Denis Villeneuve confirms he’s going to make ‘Dune: Part Three’ one day


A nagging sensation started to sink in starting at the two-hour mark in Dune, as audiences realized that there was no way director Denis Villeneuve could finish the story with this film alone. Sure enough, just as the credits were about to roll, the movie announced that Paul’s tale would continue in a sequel, the so-called Dune: Part Two, currently in pre-production.

But not even Part Two will conclude Paul Atreides’ journey, from a narrative standpoint; not if the books are anything to go by. Indeed, Dune Messiah, the second novel in Frank Herbert’s series, continues to chronicle an important part of the protagonist’s life, and it seems that Villeneuve wants to follow suit, after he’s done with the sequel.

In a recent article for Vanity Fair, the director explained how the upcoming follow-up will be “more visual and less dialogue-driven,” and then cheekily confirmed he’s going to take a crack at Dune: Part Three a few years down the road.

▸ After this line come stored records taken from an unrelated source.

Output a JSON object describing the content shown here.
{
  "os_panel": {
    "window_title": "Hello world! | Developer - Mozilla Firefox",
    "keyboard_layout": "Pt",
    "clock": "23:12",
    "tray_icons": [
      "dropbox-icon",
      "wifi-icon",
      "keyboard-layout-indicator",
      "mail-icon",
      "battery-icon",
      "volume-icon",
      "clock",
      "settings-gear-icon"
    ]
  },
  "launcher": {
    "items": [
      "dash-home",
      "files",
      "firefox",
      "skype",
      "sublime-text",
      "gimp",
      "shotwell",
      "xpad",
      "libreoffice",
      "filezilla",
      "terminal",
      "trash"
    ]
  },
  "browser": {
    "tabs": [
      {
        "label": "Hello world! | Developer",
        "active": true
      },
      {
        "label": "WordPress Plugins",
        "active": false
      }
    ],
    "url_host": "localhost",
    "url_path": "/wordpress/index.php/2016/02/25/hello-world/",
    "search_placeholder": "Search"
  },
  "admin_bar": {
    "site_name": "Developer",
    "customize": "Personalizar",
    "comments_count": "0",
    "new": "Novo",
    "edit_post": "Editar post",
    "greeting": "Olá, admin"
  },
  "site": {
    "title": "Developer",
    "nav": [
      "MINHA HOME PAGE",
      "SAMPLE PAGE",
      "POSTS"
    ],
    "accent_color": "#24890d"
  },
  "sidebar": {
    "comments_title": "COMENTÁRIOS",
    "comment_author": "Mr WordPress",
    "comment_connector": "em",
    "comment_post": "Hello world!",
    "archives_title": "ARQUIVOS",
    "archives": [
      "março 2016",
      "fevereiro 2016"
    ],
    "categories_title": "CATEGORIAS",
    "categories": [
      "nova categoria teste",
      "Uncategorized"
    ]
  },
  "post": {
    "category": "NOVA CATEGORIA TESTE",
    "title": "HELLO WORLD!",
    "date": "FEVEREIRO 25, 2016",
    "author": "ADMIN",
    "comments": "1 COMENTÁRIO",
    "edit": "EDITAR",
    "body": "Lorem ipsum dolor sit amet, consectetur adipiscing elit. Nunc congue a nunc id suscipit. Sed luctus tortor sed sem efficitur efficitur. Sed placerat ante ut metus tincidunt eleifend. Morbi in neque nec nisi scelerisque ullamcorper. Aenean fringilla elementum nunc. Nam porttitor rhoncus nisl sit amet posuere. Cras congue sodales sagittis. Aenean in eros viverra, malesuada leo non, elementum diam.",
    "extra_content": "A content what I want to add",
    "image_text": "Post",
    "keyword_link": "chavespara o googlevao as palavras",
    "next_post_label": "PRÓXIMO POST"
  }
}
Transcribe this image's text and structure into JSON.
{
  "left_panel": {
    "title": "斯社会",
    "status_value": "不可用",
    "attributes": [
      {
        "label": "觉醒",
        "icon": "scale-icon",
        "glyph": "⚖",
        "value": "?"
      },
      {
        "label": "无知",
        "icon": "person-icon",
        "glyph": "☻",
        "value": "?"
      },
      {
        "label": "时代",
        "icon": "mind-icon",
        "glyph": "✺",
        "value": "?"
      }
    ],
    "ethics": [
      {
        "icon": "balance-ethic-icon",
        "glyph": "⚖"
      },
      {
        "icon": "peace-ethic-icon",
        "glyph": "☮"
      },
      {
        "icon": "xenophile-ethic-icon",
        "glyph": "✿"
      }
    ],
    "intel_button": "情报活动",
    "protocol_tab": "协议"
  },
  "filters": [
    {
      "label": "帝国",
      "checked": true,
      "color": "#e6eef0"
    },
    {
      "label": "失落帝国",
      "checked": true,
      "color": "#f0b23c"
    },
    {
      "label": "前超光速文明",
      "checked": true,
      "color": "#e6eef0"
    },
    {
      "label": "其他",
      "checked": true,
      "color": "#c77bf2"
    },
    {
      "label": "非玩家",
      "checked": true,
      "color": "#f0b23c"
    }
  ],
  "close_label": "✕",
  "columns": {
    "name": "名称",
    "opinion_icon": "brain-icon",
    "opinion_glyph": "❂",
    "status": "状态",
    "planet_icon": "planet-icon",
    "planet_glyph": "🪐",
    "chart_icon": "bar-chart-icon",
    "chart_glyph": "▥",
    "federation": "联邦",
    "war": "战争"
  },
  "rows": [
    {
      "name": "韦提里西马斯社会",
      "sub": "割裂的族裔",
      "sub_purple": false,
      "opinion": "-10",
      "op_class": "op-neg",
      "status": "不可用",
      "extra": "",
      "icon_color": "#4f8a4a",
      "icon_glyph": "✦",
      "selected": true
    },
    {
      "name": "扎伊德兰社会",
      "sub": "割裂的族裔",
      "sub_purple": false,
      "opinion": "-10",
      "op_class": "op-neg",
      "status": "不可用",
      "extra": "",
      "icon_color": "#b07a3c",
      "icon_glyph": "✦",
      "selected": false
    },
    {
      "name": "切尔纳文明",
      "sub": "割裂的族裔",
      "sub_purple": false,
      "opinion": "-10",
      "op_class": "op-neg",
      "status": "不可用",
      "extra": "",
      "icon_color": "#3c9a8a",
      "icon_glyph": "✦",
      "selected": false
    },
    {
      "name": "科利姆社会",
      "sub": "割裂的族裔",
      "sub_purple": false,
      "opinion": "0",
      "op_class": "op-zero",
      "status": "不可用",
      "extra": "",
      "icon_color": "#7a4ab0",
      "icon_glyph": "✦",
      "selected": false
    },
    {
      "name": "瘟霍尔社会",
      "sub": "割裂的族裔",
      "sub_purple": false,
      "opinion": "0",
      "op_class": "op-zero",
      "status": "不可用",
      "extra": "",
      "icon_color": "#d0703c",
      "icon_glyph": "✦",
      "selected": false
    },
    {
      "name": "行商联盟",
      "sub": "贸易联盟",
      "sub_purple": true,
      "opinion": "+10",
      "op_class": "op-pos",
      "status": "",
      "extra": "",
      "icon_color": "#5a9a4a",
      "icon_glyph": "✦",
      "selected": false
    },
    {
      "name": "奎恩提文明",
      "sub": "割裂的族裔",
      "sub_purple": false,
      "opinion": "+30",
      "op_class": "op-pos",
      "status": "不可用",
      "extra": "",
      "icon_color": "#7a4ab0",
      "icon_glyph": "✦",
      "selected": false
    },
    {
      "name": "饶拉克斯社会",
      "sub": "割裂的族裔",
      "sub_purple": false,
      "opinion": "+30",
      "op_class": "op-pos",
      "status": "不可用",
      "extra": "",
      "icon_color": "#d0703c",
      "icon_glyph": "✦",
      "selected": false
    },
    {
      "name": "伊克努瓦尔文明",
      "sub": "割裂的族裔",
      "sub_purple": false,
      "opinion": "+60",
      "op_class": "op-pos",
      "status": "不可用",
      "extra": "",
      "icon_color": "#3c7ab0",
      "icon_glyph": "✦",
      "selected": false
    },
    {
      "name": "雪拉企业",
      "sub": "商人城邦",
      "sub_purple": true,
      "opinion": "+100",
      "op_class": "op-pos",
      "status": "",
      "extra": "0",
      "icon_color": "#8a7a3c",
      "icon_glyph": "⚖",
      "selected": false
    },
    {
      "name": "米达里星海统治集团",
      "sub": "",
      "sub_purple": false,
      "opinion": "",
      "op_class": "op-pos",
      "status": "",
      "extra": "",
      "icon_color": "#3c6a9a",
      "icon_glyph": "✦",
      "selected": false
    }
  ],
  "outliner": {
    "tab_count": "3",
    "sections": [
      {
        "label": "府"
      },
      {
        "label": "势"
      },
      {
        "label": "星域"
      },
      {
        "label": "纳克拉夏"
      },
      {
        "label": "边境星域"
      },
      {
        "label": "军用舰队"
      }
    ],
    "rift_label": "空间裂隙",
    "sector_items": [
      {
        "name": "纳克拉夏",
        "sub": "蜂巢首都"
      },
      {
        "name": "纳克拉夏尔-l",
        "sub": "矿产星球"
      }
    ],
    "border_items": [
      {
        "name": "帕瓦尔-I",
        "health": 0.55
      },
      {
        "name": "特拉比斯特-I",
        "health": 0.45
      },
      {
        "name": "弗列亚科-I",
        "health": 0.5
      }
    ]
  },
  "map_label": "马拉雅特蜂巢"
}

“And, hopefully, there will be another film after that,” the filmmaker wrote. “Dune Messiah, Herbert’s second novel in this universe, would make total sense as a third movie because it completes Paul Atreides’s arc. I want to make part two as fast as possible, then I will wait a few years—until Timothée Chalamet gets a bit older—to do the final installment.”

At least when Part Two comes out, sometime in 2023, we’ll go in aware that the story definitely won’t end there, mitigating the odd feeling of wanting to know what fate ultimately awaits the characters in Herbert’s immersive sci-fi world.

That’s right, folks, Denis Villeneuve intends to develop an epic trilogy that’ll be worthy of remembrance in the history of cinema. So don’t expect the Dune saga on the big screens to conclude anytime soon.

About the author


Jonathan Wright

Jonathan is a religious consumer of movies, TV shows, video games, and speculative fiction. And when he isn't doing that, he likes to write about them. He can get particularly worked up when talking about 'The Lord of the Rings' or 'A Song of Ice and Fire' or any work of high fantasy, come to think of it.